A verbatim reproduction of all the entries is needed.

● ● ●

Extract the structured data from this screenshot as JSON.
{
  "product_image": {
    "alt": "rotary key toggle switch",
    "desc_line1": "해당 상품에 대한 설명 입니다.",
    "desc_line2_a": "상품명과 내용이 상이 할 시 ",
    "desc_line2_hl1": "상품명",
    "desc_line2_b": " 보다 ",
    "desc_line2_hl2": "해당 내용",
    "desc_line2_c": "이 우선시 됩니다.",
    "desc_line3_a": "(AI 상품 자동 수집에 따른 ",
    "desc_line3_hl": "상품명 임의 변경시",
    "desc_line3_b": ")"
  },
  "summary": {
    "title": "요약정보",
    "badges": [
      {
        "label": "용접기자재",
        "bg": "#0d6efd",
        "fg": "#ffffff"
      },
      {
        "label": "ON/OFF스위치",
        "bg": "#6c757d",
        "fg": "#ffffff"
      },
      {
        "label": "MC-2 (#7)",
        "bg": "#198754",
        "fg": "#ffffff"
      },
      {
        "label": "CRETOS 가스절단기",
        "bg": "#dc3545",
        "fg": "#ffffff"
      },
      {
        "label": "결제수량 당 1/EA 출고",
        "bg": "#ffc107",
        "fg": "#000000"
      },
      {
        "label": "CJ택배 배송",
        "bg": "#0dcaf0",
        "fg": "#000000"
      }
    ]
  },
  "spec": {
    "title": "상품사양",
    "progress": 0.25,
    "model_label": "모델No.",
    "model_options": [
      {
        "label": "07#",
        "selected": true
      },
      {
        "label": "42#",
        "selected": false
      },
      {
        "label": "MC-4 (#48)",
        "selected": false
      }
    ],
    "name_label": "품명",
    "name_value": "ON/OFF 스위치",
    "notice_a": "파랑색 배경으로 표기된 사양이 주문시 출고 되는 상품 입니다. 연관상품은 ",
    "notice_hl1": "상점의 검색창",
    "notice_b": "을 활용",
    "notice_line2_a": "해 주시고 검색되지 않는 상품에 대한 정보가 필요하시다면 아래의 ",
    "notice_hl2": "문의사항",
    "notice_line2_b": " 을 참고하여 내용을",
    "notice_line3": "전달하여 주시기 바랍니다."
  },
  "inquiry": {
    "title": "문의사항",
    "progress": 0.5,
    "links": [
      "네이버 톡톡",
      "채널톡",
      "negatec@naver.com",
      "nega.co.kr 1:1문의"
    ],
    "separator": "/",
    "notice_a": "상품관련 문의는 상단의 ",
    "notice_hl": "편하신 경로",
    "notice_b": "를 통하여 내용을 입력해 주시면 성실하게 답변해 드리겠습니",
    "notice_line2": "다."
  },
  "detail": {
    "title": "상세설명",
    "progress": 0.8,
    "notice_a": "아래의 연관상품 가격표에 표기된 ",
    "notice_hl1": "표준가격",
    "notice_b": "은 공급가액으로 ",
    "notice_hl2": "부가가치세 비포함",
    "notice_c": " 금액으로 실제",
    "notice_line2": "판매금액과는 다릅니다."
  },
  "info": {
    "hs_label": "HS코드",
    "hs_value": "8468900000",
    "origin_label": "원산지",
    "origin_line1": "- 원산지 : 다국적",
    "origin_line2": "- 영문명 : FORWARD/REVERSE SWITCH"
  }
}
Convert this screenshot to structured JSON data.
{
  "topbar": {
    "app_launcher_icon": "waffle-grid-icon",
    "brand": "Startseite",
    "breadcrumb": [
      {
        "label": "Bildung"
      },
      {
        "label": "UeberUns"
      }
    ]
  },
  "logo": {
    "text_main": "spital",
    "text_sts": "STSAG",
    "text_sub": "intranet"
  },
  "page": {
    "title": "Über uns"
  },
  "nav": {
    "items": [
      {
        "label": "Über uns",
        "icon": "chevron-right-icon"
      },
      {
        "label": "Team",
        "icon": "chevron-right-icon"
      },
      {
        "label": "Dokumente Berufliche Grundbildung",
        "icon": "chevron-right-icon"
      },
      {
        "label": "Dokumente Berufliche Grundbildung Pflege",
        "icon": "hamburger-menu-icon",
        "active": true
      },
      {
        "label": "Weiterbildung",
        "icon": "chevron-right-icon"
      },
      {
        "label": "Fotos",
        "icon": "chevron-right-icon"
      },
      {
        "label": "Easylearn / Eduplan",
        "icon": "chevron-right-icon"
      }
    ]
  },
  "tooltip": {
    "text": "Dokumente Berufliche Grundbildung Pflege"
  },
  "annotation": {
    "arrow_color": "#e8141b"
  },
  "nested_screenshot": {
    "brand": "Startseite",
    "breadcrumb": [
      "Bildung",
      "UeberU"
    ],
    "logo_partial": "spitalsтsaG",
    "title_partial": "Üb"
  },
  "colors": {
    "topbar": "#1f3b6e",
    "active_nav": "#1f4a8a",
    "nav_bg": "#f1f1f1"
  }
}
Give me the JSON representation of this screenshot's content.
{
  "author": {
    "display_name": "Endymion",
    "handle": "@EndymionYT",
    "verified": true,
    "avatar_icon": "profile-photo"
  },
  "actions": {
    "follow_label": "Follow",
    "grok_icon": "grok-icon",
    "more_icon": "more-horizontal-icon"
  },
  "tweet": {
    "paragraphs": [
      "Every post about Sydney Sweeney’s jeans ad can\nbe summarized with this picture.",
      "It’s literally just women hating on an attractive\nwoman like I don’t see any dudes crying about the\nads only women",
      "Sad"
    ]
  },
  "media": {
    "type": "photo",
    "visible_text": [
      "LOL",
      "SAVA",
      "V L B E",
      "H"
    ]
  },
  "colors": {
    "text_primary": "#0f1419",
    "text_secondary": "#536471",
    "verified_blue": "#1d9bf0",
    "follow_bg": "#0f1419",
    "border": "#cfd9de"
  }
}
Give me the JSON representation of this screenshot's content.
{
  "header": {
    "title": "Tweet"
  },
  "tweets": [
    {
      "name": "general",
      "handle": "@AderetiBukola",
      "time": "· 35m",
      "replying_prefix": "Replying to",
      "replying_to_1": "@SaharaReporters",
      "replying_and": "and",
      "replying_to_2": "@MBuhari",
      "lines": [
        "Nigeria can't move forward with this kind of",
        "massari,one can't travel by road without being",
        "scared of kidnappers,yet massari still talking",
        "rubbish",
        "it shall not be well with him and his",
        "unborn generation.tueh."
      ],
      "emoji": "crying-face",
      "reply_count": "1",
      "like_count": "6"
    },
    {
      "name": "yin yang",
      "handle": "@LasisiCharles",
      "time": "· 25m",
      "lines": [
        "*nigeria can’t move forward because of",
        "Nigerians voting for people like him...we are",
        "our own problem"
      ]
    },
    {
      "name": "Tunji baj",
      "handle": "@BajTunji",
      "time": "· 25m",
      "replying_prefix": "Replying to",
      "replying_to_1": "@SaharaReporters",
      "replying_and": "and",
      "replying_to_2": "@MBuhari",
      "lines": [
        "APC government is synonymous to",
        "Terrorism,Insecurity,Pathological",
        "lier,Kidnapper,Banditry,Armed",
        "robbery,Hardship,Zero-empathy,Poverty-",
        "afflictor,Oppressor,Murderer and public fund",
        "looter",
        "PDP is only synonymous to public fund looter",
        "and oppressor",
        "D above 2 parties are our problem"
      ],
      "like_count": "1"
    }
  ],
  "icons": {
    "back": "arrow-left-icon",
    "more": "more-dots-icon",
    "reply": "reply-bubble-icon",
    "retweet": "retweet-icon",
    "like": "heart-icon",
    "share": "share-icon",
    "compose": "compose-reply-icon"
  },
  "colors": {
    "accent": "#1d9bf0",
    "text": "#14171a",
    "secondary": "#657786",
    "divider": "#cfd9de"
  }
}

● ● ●

### Exercise solution
Extract the structured data from this screenshot as JSON.
{
  "product_image": {
    "alt": "rotary key toggle switch",
    "desc_line1": "해당 상품에 대한 설명 입니다.",
    "desc_line2_a": "상품명과 내용이 상이 할 시 ",
    "desc_line2_hl1": "상품명",
    "desc_line2_b": " 보다 ",
    "desc_line2_hl2": "해당 내용",
    "desc_line2_c": "이 우선시 됩니다.",
    "desc_line3_a": "(AI 상품 자동 수집에 따른 ",
    "desc_line3_hl": "상품명 임의 변경시",
    "desc_line3_b": ")"
  },
  "summary": {
    "title": "요약정보",
    "badges": [
      {
        "label": "용접기자재",
        "bg": "#0d6efd",
        "fg": "#ffffff"
      },
      {
        "label": "ON/OFF스위치",
        "bg": "#6c757d",
        "fg": "#ffffff"
      },
      {
        "label": "MC-2 (#7)",
        "bg": "#198754",
        "fg": "#ffffff"
      },
      {
        "label": "CRETOS 가스절단기",
        "bg": "#dc3545",
        "fg": "#ffffff"
      },
      {
        "label": "결제수량 당 1/EA 출고",
        "bg": "#ffc107",
        "fg": "#000000"
      },
      {
        "label": "CJ택배 배송",
        "bg": "#0dcaf0",
        "fg": "#000000"
      }
    ]
  },
  "spec": {
    "title": "상품사양",
    "progress": 0.25,
    "model_label": "모델No.",
    "model_options": [
      {
        "label": "07#",
        "selected": true
      },
      {
        "label": "42#",
        "selected": false
      },
      {
        "label": "MC-4 (#48)",
        "selected": false
      }
    ],
    "name_label": "품명",
    "name_value": "ON/OFF 스위치",
    "notice_a": "파랑색 배경으로 표기된 사양이 주문시 출고 되는 상품 입니다. 연관상품은 ",
    "notice_hl1": "상점의 검색창",
    "notice_b": "을 활용",
    "notice_line2_a": "해 주시고 검색되지 않는 상품에 대한 정보가 필요하시다면 아래의 ",
    "notice_hl2": "문의사항",
    "notice_line2_b": " 을 참고하여 내용을",
    "notice_line3": "전달하여 주시기 바랍니다."
  },
  "inquiry": {
    "title": "문의사항",
    "progress": 0.5,
    "links": [
      "네이버 톡톡",
      "채널톡",
      "negatec@naver.com",
      "nega.co.kr 1:1문의"
    ],
    "separator": "/",
    "notice_a": "상품관련 문의는 상단의 ",
    "notice_hl": "편하신 경로",
    "notice_b": "를 통하여 내용을 입력해 주시면 성실하게 답변해 드리겠습니",
    "notice_line2": "다."
  },
  "detail": {
    "title": "상세설명",
    "progress": 0.8,
    "notice_a": "아래의 연관상품 가격표에 표기된 ",
    "notice_hl1": "표준가격",
    "notice_b": "은 공급가액으로 ",
    "notice_hl2": "부가가치세 비포함",
    "notice_c": " 금액으로 실제",
    "notice_line2": "판매금액과는 다릅니다."
  },
  "info": {
    "hs_label": "HS코드",
    "hs_value": "8468900000",
    "origin_label": "원산지",
    "origin_line1": "- 원산지 : 다국적",
    "origin_line2": "- 영문명 : FORWARD/REVERSE SWITCH"
  }
}
Convert this screenshot to structured JSON data.
{
  "topbar": {
    "app_launcher_icon": "waffle-grid-icon",
    "brand": "Startseite",
    "breadcrumb": [
      {
        "label": "Bildung"
      },
      {
        "label": "UeberUns"
      }
    ]
  },
  "logo": {
    "text_main": "spital",
    "text_sts": "STSAG",
    "text_sub": "intranet"
  },
  "page": {
    "title": "Über uns"
  },
  "nav": {
    "items": [
      {
        "label": "Über uns",
        "icon": "chevron-right-icon"
      },
      {
        "label": "Team",
        "icon": "chevron-right-icon"
      },
      {
        "label": "Dokumente Berufliche Grundbildung",
        "icon": "chevron-right-icon"
      },
      {
        "label": "Dokumente Berufliche Grundbildung Pflege",
        "icon": "hamburger-menu-icon",
        "active": true
      },
      {
        "label": "Weiterbildung",
        "icon": "chevron-right-icon"
      },
      {
        "label": "Fotos",
        "icon": "chevron-right-icon"
      },
      {
        "label": "Easylearn / Eduplan",
        "icon": "chevron-right-icon"
      }
    ]
  },
  "tooltip": {
    "text": "Dokumente Berufliche Grundbildung Pflege"
  },
  "annotation": {
    "arrow_color": "#e8141b"
  },
  "nested_screenshot": {
    "brand": "Startseite",
    "breadcrumb": [
      "Bildung",
      "UeberU"
    ],
    "logo_partial": "spitalsтsaG",
    "title_partial": "Üb"
  },
  "colors": {
    "topbar": "#1f3b6e",
    "active_nav": "#1f4a8a",
    "nav_bg": "#f1f1f1"
  }
}
Give me the JSON representation of this screenshot's content.
{
  "author": {
    "display_name": "Endymion",
    "handle": "@EndymionYT",
    "verified": true,
    "avatar_icon": "profile-photo"
  },
  "actions": {
    "follow_label": "Follow",
    "grok_icon": "grok-icon",
    "more_icon": "more-horizontal-icon"
  },
  "tweet": {
    "paragraphs": [
      "Every post about Sydney Sweeney’s jeans ad can\nbe summarized with this picture.",
      "It’s literally just women hating on an attractive\nwoman like I don’t see any dudes crying about the\nads only women",
      "Sad"
    ]
  },
  "media": {
    "type": "photo",
    "visible_text": [
      "LOL",
      "SAVA",
      "V L B E",
      "H"
    ]
  },
  "colors": {
    "text_primary": "#0f1419",
    "text_secondary": "#536471",
    "verified_blue": "#1d9bf0",
    "follow_bg": "#0f1419",
    "border": "#cfd9de"
  }
}
Give me the JSON representation of this screenshot's content.
{
  "header": {
    "title": "Tweet"
  },
  "tweets": [
    {
      "name": "general",
      "handle": "@AderetiBukola",
      "time": "· 35m",
      "replying_prefix": "Replying to",
      "replying_to_1": "@SaharaReporters",
      "replying_and": "and",
      "replying_to_2": "@MBuhari",
      "lines": [
        "Nigeria can't move forward with this kind of",
        "massari,one can't travel by road without being",
        "scared of kidnappers,yet massari still talking",
        "rubbish",
        "it shall not be well with him and his",
        "unborn generation.tueh."
      ],
      "emoji": "crying-face",
      "reply_count": "1",
      "like_count": "6"
    },
    {
      "name": "yin yang",
      "handle": "@LasisiCharles",
      "time": "· 25m",
      "lines": [
        "*nigeria can’t move forward because of",
        "Nigerians voting for people like him...we are",
        "our own problem"
      ]
    },
    {
      "name": "Tunji baj",
      "handle": "@BajTunji",
      "time": "· 25m",
      "replying_prefix": "Replying to",
      "replying_to_1": "@SaharaReporters",
      "replying_and": "and",
      "replying_to_2": "@MBuhari",
      "lines": [
        "APC government is synonymous to",
        "Terrorism,Insecurity,Pathological",
        "lier,Kidnapper,Banditry,Armed",
        "robbery,Hardship,Zero-empathy,Poverty-",
        "afflictor,Oppressor,Murderer and public fund",
        "looter",
        "PDP is only synonymous to public fund looter",
        "and oppressor",
        "D above 2 parties are our problem"
      ],
      "like_count": "1"
    }
  ],
  "icons": {
    "back": "arrow-left-icon",
    "more": "more-dots-icon",
    "reply": "reply-bubble-icon",
    "retweet": "retweet-icon",
    "like": "heart-icon",
    "share": "share-icon",
    "compose": "compose-reply-icon"
  },
  "colors": {
    "accent": "#1d9bf0",
    "text": "#14171a",
    "secondary": "#657786",
    "divider": "#cfd9de"
  }
}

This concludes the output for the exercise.